Entries taken from a collection:
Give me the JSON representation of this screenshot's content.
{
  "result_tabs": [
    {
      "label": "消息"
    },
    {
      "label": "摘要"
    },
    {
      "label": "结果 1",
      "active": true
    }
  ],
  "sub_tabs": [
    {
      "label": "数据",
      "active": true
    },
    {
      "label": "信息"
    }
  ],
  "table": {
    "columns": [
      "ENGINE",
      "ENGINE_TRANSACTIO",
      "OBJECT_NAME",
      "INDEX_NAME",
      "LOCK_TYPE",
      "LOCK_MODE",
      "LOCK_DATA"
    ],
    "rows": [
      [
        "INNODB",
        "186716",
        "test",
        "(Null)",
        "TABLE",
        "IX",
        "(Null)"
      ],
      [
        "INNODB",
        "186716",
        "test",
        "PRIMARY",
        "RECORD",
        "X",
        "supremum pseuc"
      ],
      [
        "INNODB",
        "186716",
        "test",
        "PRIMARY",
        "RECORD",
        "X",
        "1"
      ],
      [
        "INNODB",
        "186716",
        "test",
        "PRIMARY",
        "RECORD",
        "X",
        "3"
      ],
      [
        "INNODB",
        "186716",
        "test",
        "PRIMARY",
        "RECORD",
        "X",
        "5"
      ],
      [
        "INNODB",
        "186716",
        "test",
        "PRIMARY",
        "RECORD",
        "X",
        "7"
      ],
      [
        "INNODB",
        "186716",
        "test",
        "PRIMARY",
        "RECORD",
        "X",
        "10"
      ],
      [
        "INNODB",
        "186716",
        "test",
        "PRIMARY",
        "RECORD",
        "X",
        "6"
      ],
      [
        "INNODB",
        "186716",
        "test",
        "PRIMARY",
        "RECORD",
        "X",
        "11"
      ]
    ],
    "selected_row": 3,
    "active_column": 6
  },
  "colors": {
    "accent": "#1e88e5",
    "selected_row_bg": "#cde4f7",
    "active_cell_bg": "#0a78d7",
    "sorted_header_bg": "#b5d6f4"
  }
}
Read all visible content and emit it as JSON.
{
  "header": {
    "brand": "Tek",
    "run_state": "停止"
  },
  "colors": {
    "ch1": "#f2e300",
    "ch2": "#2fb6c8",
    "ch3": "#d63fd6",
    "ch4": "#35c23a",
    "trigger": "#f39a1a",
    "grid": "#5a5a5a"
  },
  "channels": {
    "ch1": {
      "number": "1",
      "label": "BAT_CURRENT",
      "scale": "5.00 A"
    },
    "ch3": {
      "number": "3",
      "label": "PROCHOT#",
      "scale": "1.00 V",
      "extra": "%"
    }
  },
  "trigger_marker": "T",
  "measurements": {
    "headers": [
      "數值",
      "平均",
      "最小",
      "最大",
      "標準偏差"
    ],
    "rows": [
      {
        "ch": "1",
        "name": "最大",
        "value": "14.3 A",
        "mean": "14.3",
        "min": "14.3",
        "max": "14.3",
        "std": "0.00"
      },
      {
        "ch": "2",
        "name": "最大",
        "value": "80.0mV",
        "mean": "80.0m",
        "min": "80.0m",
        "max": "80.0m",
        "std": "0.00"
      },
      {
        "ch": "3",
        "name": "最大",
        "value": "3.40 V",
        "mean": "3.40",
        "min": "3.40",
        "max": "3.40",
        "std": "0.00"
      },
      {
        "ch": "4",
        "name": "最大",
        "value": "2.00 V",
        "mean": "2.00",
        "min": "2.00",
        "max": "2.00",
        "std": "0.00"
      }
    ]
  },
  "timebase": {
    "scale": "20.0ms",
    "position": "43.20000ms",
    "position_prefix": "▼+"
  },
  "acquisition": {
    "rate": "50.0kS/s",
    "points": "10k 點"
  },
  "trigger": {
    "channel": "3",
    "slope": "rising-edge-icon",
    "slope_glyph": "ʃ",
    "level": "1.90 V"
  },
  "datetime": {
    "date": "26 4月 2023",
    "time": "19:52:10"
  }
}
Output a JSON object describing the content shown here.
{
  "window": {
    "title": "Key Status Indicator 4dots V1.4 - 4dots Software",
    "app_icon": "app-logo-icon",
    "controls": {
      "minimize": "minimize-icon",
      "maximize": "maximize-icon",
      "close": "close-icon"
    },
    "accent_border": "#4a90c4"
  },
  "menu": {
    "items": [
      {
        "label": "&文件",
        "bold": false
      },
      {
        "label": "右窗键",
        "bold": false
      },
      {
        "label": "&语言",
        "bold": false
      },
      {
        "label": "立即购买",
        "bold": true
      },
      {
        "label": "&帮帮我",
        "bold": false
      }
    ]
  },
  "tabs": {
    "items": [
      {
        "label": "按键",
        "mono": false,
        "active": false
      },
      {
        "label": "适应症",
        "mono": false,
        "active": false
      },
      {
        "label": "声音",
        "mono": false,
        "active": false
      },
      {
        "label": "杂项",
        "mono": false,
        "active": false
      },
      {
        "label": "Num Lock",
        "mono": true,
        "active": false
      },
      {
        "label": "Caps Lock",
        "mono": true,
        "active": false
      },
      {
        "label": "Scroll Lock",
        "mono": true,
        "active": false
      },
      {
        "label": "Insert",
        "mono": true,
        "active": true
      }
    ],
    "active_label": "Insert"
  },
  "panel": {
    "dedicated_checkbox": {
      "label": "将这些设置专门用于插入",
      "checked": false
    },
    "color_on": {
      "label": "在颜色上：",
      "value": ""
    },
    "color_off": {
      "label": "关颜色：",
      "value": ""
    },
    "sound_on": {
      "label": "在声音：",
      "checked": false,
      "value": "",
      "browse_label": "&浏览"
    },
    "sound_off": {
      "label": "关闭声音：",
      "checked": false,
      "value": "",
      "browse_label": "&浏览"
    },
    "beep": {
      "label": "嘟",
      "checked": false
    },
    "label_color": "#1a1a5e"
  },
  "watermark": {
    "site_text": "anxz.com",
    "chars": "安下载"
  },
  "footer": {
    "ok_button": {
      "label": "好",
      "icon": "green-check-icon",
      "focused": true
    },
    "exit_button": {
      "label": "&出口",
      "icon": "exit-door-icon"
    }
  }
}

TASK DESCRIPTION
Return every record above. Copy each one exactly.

RESULT BELOW
Give me the JSON representation of this screenshot's content.
{
  "result_tabs": [
    {
      "label": "消息"
    },
    {
      "label": "摘要"
    },
    {
      "label": "结果 1",
      "active": true
    }
  ],
  "sub_tabs": [
    {
      "label": "数据",
      "active": true
    },
    {
      "label": "信息"
    }
  ],
  "table": {
    "columns": [
      "ENGINE",
      "ENGINE_TRANSACTIO",
      "OBJECT_NAME",
      "INDEX_NAME",
      "LOCK_TYPE",
      "LOCK_MODE",
      "LOCK_DATA"
    ],
    "rows": [
      [
        "INNODB",
        "186716",
        "test",
        "(Null)",
        "TABLE",
        "IX",
        "(Null)"
      ],
      [
        "INNODB",
        "186716",
        "test",
        "PRIMARY",
        "RECORD",
        "X",
        "supremum pseuc"
      ],
      [
        "INNODB",
        "186716",
        "test",
        "PRIMARY",
        "RECORD",
        "X",
        "1"
      ],
      [
        "INNODB",
        "186716",
        "test",
        "PRIMARY",
        "RECORD",
        "X",
        "3"
      ],
      [
        "INNODB",
        "186716",
        "test",
        "PRIMARY",
        "RECORD",
        "X",
        "5"
      ],
      [
        "INNODB",
        "186716",
        "test",
        "PRIMARY",
        "RECORD",
        "X",
        "7"
      ],
      [
        "INNODB",
        "186716",
        "test",
        "PRIMARY",
        "RECORD",
        "X",
        "10"
      ],
      [
        "INNODB",
        "186716",
        "test",
        "PRIMARY",
        "RECORD",
        "X",
        "6"
      ],
      [
        "INNODB",
        "186716",
        "test",
        "PRIMARY",
        "RECORD",
        "X",
        "11"
      ]
    ],
    "selected_row": 3,
    "active_column": 6
  },
  "colors": {
    "accent": "#1e88e5",
    "selected_row_bg": "#cde4f7",
    "active_cell_bg": "#0a78d7",
    "sorted_header_bg": "#b5d6f4"
  }
}
Read all visible content and emit it as JSON.
{
  "header": {
    "brand": "Tek",
    "run_state": "停止"
  },
  "colors": {
    "ch1": "#f2e300",
    "ch2": "#2fb6c8",
    "ch3": "#d63fd6",
    "ch4": "#35c23a",
    "trigger": "#f39a1a",
    "grid": "#5a5a5a"
  },
  "channels": {
    "ch1": {
      "number": "1",
      "label": "BAT_CURRENT",
      "scale": "5.00 A"
    },
    "ch3": {
      "number": "3",
      "label": "PROCHOT#",
      "scale": "1.00 V",
      "extra": "%"
    }
  },
  "trigger_marker": "T",
  "measurements": {
    "headers": [
      "數值",
      "平均",
      "最小",
      "最大",
      "標準偏差"
    ],
    "rows": [
      {
        "ch": "1",
        "name": "最大",
        "value": "14.3 A",
        "mean": "14.3",
        "min": "14.3",
        "max": "14.3",
        "std": "0.00"
      },
      {
        "ch": "2",
        "name": "最大",
        "value": "80.0mV",
        "mean": "80.0m",
        "min": "80.0m",
        "max": "80.0m",
        "std": "0.00"
      },
      {
        "ch": "3",
        "name": "最大",
        "value": "3.40 V",
        "mean": "3.40",
        "min": "3.40",
        "max": "3.40",
        "std": "0.00"
      },
      {
        "ch": "4",
        "name": "最大",
        "value": "2.00 V",
        "mean": "2.00",
        "min": "2.00",
        "max": "2.00",
        "std": "0.00"
      }
    ]
  },
  "timebase": {
    "scale": "20.0ms",
    "position": "43.20000ms",
    "position_prefix": "▼+"
  },
  "acquisition": {
    "rate": "50.0kS/s",
    "points": "10k 點"
  },
  "trigger": {
    "channel": "3",
    "slope": "rising-edge-icon",
    "slope_glyph": "ʃ",
    "level": "1.90 V"
  },
  "datetime": {
    "date": "26 4月 2023",
    "time": "19:52:10"
  }
}
Output a JSON object describing the content shown here.
{
  "window": {
    "title": "Key Status Indicator 4dots V1.4 - 4dots Software",
    "app_icon": "app-logo-icon",
    "controls": {
      "minimize": "minimize-icon",
      "maximize": "maximize-icon",
      "close": "close-icon"
    },
    "accent_border": "#4a90c4"
  },
  "menu": {
    "items": [
      {
        "label": "&文件",
        "bold": false
      },
      {
        "label": "右窗键",
        "bold": false
      },
      {
        "label": "&语言",
        "bold": false
      },
      {
        "label": "立即购买",
        "bold": true
      },
      {
        "label": "&帮帮我",
        "bold": false
      }
    ]
  },
  "tabs": {
    "items": [
      {
        "label": "按键",
        "mono": false,
        "active": false
      },
      {
        "label": "适应症",
        "mono": false,
        "active": false
      },
      {
        "label": "声音",
        "mono": false,
        "active": false
      },
      {
        "label": "杂项",
        "mono": false,
        "active": false
      },
      {
        "label": "Num Lock",
        "mono": true,
        "active": false
      },
      {
        "label": "Caps Lock",
        "mono": true,
        "active": false
      },
      {
        "label": "Scroll Lock",
        "mono": true,
        "active": false
      },
      {
        "label": "Insert",
        "mono": true,
        "active": true
      }
    ],
    "active_label": "Insert"
  },
  "panel": {
    "dedicated_checkbox": {
      "label": "将这些设置专门用于插入",
      "checked": false
    },
    "color_on": {
      "label": "在颜色上：",
      "value": ""
    },
    "color_off": {
      "label": "关颜色：",
      "value": ""
    },
    "sound_on": {
      "label": "在声音：",
      "checked": false,
      "value": "",
      "browse_label": "&浏览"
    },
    "sound_off": {
      "label": "关闭声音：",
      "checked": false,
      "value": "",
      "browse_label": "&浏览"
    },
    "beep": {
      "label": "嘟",
      "checked": false
    },
    "label_color": "#1a1a5e"
  },
  "watermark": {
    "site_text": "anxz.com",
    "chars": "安下载"
  },
  "footer": {
    "ok_button": {
      "label": "好",
      "icon": "green-check-icon",
      "focused": true
    },
    "exit_button": {
      "label": "&出口",
      "icon": "exit-door-icon"
    }
  }
}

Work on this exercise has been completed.